The investment firm of JB Pritzker, the Democratic nominee for governor of Illinois, purchased a company that eventually settled a lawsuit with the U.S. Department of Labor for failing to fully pay employees their wages and overtime pay.
The same company, Apollo Industries, is also believed to be under investigation for a major chemical spill in the Chattahoochee River in north Georgia.
According to court filings, the allegations of wage theft by Apollo Industries (since renamed Plaze) date back to 2012.
A company already owned by Pritzker took over Apollo Industries in November of 2015. The Labor Department filed suit against the company in February 2016, accusing it of "failing to pay employees for some hours worked in some work weeks and failing to compensate some employees at a rate of at least $7.25 per hour," and "failing to pay additional compensation to employees when they worked more than 40 hours in a work week."
Over 190 employees were listed in the court file seeking back pay.
While still under Pritzker's control, the company initially disputed the charges but then agreed to a judgment by the court in March of 2017 and was ordered to pay more than $110,000 in back wages and damages. Other court documents show that about two dozen of the workers received more than $1,000 at the conclusion of the case.
Pritzker's website, under "issues," offers the following summary of Pritzker's stance on wage theft:
[Illinois Governor Bruce] Rauner wants to help business at the expense of workers. Governor Rauner’s extreme "turnaround agenda" fails to acknowledge the enforcement and investigative work that must be done to protect workers.
JB understands that worker misclassification and wage theft hurt workers and business. JB supports full enforcement of the 2010 Illinois Wage Theft Enforcement Act, which strengthens worker protections, and improving accountability measures for employers that improperly pay their employees. JB will appoint a Director of the Department of Labor who will relentlessly enforce all laws and direct the Joint Misclassification Enforcement Task Force to actively investigate and penalize employers who are in violation of the law.
The Pritzker campaign did not respond to a request for comment.
Apollo Industries again earned headlines after a chemical spill in the Chattahoochee River was traced back to an Apollo plant in Smyrna, Georgia, in August 2016.
According to Fox 5 in Atlanta, "[t]he company confirmed that an estimated 2,300 gallons of carburetor cleaner leaked from its tank, out of the building and into a creek," which then fed into the Chattahoochee River.
Numerous media outlets in Georgia reported that the EPA had begun a criminal investigation into the spill, and the company suspended parts of its operations for a time while investigating the cause but also working with the EPA on a cleanup.
Emails to the company requesting comment were not returned.
Pritzker won the Democratic nomination for governor on March 20. The Illinois businessman comes from one of the wealthiest families in America, and his own net worth is valued at approximately $3.5 billion, according to Forbes.
Pritzker's critics suggested that the party establishment unfairly tipped the scales in his favor.
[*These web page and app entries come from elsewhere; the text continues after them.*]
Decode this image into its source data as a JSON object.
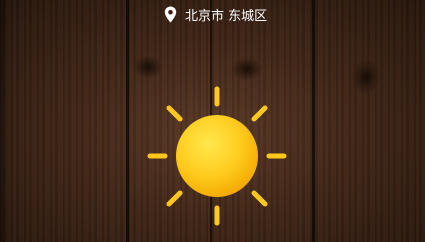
{
  "location": {
    "icon": "location-pin-icon",
    "text": "北京市 东城区"
  },
  "weather": {
    "icon": "sun-icon"
  },
  "colors": {
    "sun_core": "#f7b400",
    "sun_highlight": "#ffe14a",
    "sun_rays": "#ffcc1a",
    "text": "#ffffff"
  }
}
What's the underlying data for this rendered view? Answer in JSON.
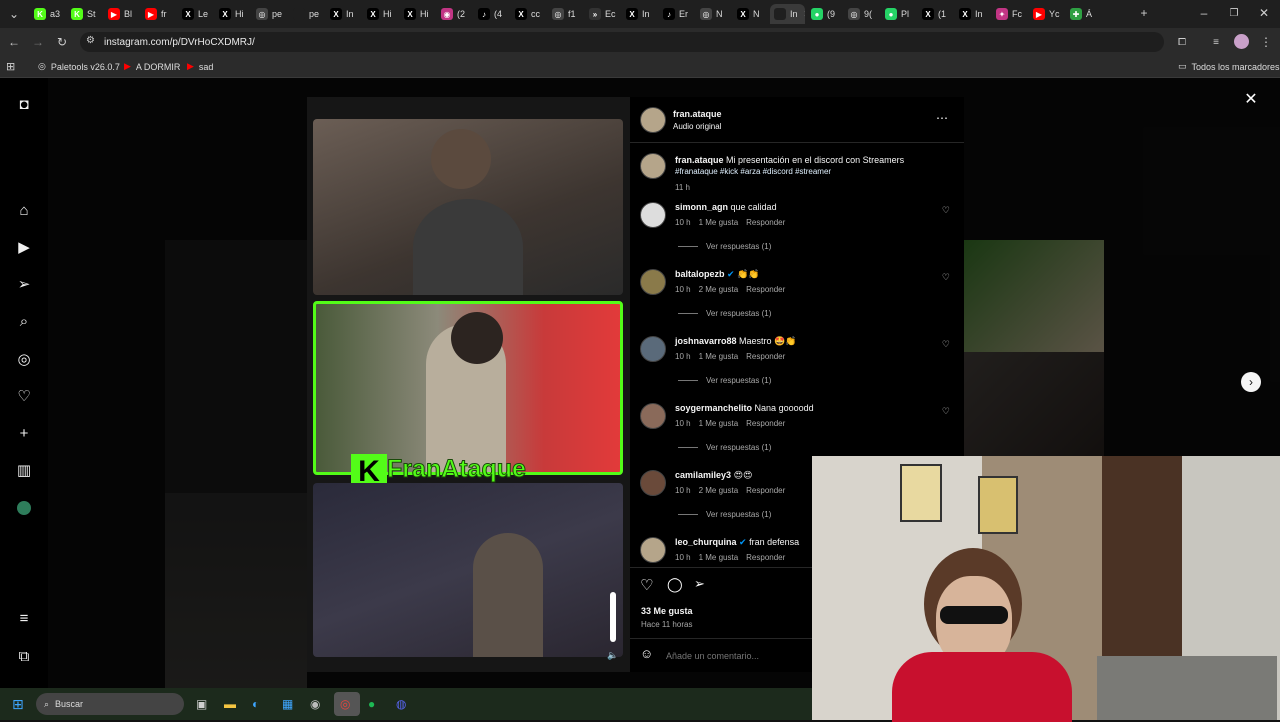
{
  "browser": {
    "tabs": [
      {
        "label": "a3",
        "fav": "K",
        "color": "#53fc18"
      },
      {
        "label": "St",
        "fav": "K",
        "color": "#53fc18"
      },
      {
        "label": "Bl",
        "fav": "▶",
        "color": "#ff0000"
      },
      {
        "label": "fr",
        "fav": "▶",
        "color": "#ff0000"
      },
      {
        "label": "Le",
        "fav": "X",
        "color": "#000000"
      },
      {
        "label": "Hi",
        "fav": "X",
        "color": "#000000"
      },
      {
        "label": "pe",
        "fav": "◎",
        "color": "#444444"
      },
      {
        "label": "pe",
        "fav": "",
        "color": "#1f1f1f"
      },
      {
        "label": "In",
        "fav": "X",
        "color": "#000000"
      },
      {
        "label": "Hi",
        "fav": "X",
        "color": "#000000"
      },
      {
        "label": "Hi",
        "fav": "X",
        "color": "#000000"
      },
      {
        "label": "(2",
        "fav": "◉",
        "color": "#c13584"
      },
      {
        "label": "(4",
        "fav": "♪",
        "color": "#000000"
      },
      {
        "label": "cc",
        "fav": "X",
        "color": "#000000"
      },
      {
        "label": "f1",
        "fav": "◎",
        "color": "#444444"
      },
      {
        "label": "Ec",
        "fav": "»",
        "color": "#333333"
      },
      {
        "label": "In",
        "fav": "X",
        "color": "#000000"
      },
      {
        "label": "Er",
        "fav": "♪",
        "color": "#000000"
      },
      {
        "label": "N",
        "fav": "◎",
        "color": "#444444"
      },
      {
        "label": "N",
        "fav": "X",
        "color": "#000000"
      },
      {
        "label": "In",
        "fav": "",
        "color": "#1f1f1f"
      },
      {
        "label": "(9",
        "fav": "●",
        "color": "#25d366"
      },
      {
        "label": "9(",
        "fav": "◎",
        "color": "#444444"
      },
      {
        "label": "Pl",
        "fav": "●",
        "color": "#25d366"
      },
      {
        "label": "(1",
        "fav": "X",
        "color": "#000000"
      },
      {
        "label": "In",
        "fav": "X",
        "color": "#000000"
      },
      {
        "label": "Fc",
        "fav": "✦",
        "color": "#c13584"
      },
      {
        "label": "Yc",
        "fav": "▶",
        "color": "#ff0000"
      },
      {
        "label": "Á",
        "fav": "✚",
        "color": "#2ea043"
      }
    ],
    "url": "instagram.com/p/DVrHoCXDMRJ/",
    "bookmarks": [
      {
        "label": "Paletools v26.0.7"
      },
      {
        "label": "A DORMIR"
      },
      {
        "label": "sad"
      }
    ],
    "all_bookmarks": "Todos los marcadores"
  },
  "post": {
    "author": "fran.ataque",
    "audio": "Audio original",
    "overlay_text": "FranAtaque",
    "caption": {
      "user": "fran.ataque",
      "text": "Mi presentación en el discord con Streamers",
      "hashtags": "#franataque #kick #arza #discord #streamer",
      "time": "11 h"
    },
    "comments": [
      {
        "user": "simonn_agn",
        "text": "que calidad",
        "time": "10 h",
        "likes": "1 Me gusta",
        "reply": "Responder",
        "replies": "Ver respuestas (1)",
        "verified": false,
        "avatar": "#dddddd"
      },
      {
        "user": "baltalopezb",
        "text": "👏👏",
        "time": "10 h",
        "likes": "2 Me gusta",
        "reply": "Responder",
        "replies": "Ver respuestas (1)",
        "verified": true,
        "avatar": "#8a7a4a"
      },
      {
        "user": "joshnavarro88",
        "text": "Maestro 🤩👏",
        "time": "10 h",
        "likes": "1 Me gusta",
        "reply": "Responder",
        "replies": "Ver respuestas (1)",
        "verified": false,
        "avatar": "#5a6a7a"
      },
      {
        "user": "soygermanchelito",
        "text": "Nana goooodd",
        "time": "10 h",
        "likes": "1 Me gusta",
        "reply": "Responder",
        "replies": "Ver respuestas (1)",
        "verified": false,
        "avatar": "#8a6a5a"
      },
      {
        "user": "camilamiley3",
        "text": "😍😍",
        "time": "10 h",
        "likes": "2 Me gusta",
        "reply": "Responder",
        "replies": "Ver respuestas (1)",
        "verified": false,
        "avatar": "#6a4a3a"
      },
      {
        "user": "leo_churquina",
        "text": "fran defensa",
        "time": "10 h",
        "likes": "1 Me gusta",
        "reply": "Responder",
        "replies": "",
        "verified": true,
        "avatar": "#b5a58a"
      }
    ],
    "likes": "33 Me gusta",
    "posted": "Hace 11 horas",
    "add_comment_placeholder": "Añade un comentario..."
  },
  "taskbar": {
    "search_placeholder": "Buscar"
  },
  "colors": {
    "kick_green": "#53fc18",
    "verified_blue": "#0095f6",
    "hashtag_blue": "#e0f1ff"
  }
}
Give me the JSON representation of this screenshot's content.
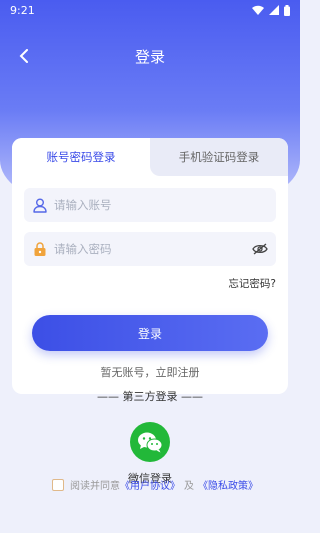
{
  "status": {
    "time": "9:21"
  },
  "nav": {
    "title": "登录"
  },
  "tabs": [
    {
      "label": "账号密码登录",
      "active": true
    },
    {
      "label": "手机验证码登录",
      "active": false
    }
  ],
  "form": {
    "account_placeholder": "请输入账号",
    "password_placeholder": "请输入密码",
    "forgot_label": "忘记密码?",
    "login_label": "登录",
    "register_label": "暂无账号，立即注册"
  },
  "third_party": {
    "title": "—— 第三方登录 ——",
    "wechat_label": "微信登录"
  },
  "agreement": {
    "prefix": "阅读并同意",
    "user_agreement": "《用户协议》",
    "and": "及",
    "privacy_policy": "《隐私政策》"
  },
  "colors": {
    "primary": "#3a4be8",
    "wechat": "#22b839",
    "header_gradient_top": "#4a5cf0"
  }
}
"An inevitable candidate. Accusations of a rigged primary. Early commitments from organized labor," Politico reported in December. "The Illinois Democratic primary for governor sounds a lot like Hillary Clinton's 2016 presidential primary campaign — which didn't end up well for the party."
Governor Rauner (R.) was more direct.
"He [Pritzker] has rigged his Democratic primary. He has rigged it, ladies and gentlemen. If you guys won’t report it, shame on you," Rauner told a group of reporters at the time. "He has rigged the system; he controls it. It's a Mafia protection racket."
Because both Rauner and Pritzker are wealthy businessmen who can contribute heavily to their own campaigns, the Illinois governor's race is expected to be one of the most expensive contests in the country this year.